The Guardian reports and Clayton Cramer’s blog has summarized the research on a potential link between an omega-3 fatty acid deficiency and increased violence.

Here’s the evidence so far.

  • In the UK, imprisoned young men fed multivitamins, minerals, and essential fatty acids had a 37% decrease in violent offences
  • Also in the UK, fish oil improved the behavior and reduced aggression among children with severe behavioral difficulties
  • In the U.S., 30 patients with violent records given omega-3 supplements had one-third less hostility and irritability, regardless of whether they were relapsing and drinking again

On the other hand, kids without behavioral problems don’t respond to omega-3 rich diets in the same way.

The links above discuss the potential mechanisms.

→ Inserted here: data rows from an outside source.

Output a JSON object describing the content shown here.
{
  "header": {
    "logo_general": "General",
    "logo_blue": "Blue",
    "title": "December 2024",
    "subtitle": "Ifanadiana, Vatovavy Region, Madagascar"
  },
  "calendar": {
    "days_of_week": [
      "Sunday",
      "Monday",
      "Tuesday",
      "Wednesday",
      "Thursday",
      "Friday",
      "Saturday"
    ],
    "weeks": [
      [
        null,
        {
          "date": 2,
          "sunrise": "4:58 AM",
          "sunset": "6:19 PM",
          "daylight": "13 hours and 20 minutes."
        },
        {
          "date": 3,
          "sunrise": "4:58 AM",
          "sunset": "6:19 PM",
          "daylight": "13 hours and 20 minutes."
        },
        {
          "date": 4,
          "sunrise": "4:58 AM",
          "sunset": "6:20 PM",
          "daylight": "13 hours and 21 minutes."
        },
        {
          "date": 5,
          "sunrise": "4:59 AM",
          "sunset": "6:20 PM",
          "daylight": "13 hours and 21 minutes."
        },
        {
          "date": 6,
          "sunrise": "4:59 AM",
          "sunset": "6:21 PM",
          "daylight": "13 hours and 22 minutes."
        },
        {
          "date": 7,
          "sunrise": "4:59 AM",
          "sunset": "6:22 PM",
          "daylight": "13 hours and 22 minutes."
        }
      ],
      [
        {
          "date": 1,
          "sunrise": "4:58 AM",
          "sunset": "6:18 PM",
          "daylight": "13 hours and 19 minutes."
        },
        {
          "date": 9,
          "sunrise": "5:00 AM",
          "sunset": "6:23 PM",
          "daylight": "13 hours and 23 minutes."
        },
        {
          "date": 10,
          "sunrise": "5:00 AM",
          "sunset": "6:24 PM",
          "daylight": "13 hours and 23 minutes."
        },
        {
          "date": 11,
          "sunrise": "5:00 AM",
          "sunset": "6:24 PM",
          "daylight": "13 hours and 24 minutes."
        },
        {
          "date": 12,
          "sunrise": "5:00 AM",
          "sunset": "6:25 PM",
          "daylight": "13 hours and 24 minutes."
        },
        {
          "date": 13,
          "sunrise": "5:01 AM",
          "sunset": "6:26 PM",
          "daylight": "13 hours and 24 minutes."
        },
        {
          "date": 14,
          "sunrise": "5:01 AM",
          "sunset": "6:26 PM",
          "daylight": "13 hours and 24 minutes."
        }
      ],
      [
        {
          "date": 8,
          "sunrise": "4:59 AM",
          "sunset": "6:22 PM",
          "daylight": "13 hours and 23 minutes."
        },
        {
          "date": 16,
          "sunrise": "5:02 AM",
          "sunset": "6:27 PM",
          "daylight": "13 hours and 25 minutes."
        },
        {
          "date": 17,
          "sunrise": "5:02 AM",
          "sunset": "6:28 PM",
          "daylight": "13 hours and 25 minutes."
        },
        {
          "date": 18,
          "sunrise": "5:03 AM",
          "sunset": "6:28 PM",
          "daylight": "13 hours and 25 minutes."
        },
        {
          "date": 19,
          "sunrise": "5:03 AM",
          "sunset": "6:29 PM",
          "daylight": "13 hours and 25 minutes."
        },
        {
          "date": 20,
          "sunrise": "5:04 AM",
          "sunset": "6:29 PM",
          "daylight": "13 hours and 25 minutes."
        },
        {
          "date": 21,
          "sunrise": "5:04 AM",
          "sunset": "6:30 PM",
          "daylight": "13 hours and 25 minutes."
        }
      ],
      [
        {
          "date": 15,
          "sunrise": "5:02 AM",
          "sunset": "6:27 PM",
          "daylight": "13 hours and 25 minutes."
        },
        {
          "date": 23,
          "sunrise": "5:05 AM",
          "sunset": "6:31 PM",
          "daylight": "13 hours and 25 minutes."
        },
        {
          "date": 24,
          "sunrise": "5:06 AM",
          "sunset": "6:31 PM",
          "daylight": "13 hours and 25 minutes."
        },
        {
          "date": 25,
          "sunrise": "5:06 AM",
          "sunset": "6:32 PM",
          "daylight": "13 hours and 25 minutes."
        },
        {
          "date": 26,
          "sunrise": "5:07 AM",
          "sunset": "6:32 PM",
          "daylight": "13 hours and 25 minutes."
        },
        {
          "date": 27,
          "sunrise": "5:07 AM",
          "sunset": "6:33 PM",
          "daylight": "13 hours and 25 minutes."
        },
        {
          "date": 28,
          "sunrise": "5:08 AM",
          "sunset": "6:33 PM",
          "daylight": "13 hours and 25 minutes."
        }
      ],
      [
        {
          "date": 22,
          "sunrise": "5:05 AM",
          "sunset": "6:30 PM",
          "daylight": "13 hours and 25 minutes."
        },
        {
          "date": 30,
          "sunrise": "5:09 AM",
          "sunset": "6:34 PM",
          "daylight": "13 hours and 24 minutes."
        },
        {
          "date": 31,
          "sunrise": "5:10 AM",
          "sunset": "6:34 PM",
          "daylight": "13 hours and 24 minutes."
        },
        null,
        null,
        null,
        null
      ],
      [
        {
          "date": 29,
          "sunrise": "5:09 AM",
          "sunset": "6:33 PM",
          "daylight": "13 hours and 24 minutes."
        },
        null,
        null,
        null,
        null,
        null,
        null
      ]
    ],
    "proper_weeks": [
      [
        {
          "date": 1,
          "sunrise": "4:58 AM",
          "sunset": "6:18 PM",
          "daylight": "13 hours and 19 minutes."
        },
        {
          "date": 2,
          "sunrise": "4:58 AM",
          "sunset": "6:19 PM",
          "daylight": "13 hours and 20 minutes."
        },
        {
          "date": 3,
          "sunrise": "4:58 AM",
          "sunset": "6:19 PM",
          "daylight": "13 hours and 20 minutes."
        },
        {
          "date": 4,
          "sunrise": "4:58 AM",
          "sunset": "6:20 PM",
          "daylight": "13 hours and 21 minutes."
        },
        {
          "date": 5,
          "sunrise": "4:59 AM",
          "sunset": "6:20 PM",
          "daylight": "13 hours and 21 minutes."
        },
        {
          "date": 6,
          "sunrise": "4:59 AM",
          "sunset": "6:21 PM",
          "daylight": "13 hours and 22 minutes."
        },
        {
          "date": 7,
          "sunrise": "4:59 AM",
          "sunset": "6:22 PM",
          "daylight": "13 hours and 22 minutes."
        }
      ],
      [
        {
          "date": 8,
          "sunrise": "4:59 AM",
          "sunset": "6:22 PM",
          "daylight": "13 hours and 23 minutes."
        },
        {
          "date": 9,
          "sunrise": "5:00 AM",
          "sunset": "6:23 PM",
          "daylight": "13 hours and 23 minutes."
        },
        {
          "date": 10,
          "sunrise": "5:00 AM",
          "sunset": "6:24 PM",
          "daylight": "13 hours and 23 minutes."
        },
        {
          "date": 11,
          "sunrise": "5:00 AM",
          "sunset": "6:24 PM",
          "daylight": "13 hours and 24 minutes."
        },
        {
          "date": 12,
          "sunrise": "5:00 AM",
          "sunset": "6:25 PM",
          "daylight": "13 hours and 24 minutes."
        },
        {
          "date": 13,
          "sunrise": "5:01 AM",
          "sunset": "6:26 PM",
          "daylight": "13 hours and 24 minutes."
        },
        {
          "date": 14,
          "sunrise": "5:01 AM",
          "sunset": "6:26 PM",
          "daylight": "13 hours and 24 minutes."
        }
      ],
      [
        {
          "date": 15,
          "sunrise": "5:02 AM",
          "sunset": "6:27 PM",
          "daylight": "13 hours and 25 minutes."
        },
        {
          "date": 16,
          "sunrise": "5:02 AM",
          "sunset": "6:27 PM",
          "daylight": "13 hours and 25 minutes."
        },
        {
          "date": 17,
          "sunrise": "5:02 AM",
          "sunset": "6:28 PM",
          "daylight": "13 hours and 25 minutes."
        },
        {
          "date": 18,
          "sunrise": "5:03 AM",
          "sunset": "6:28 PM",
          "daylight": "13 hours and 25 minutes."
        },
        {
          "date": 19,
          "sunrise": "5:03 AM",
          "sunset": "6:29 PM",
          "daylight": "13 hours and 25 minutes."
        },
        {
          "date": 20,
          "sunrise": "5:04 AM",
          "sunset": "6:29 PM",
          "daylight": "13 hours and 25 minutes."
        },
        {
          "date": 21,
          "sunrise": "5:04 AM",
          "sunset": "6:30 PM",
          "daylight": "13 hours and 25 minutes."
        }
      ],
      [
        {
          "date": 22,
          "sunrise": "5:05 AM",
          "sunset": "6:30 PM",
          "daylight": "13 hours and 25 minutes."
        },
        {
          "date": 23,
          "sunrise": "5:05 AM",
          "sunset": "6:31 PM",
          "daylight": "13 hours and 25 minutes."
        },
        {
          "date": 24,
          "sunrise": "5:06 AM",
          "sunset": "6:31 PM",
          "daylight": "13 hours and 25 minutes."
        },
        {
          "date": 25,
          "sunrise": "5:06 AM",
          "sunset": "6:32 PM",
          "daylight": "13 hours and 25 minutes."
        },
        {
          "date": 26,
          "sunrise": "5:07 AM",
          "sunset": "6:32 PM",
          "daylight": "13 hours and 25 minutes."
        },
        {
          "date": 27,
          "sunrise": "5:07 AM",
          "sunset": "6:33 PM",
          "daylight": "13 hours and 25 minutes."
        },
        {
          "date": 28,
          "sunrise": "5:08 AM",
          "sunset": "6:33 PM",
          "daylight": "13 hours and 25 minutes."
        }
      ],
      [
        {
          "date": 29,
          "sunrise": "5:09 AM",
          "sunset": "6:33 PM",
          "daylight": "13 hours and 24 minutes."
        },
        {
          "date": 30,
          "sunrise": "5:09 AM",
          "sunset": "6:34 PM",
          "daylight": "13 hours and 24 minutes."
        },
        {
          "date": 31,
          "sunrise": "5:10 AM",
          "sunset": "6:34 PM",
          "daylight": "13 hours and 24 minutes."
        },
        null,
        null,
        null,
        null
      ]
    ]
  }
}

It’s related to omega-6, “The Queen of Fats,” which was discussed here before

If a small percentage of our population has a serious inability to control rage because of a dietary problem, it’s something to fix.

It also raises lots of legal questions — even resurrecting the “Twinkie Defense.” Is it a justification for breaking the law? Should offenders be sentenced to jail and/or dietary counseling? Can you incarcerate someone who has a “proven” dietary deficiency?

Who is ultimately responsible for your eating habits?

10/19/06 10:43 JR

Hi, I’m JR

John Russo, Jr., PharmD, is president of The MedCom Resource, Inc. Previously, he was senior vice president of medical communications at, a complementary and alternative medicine website.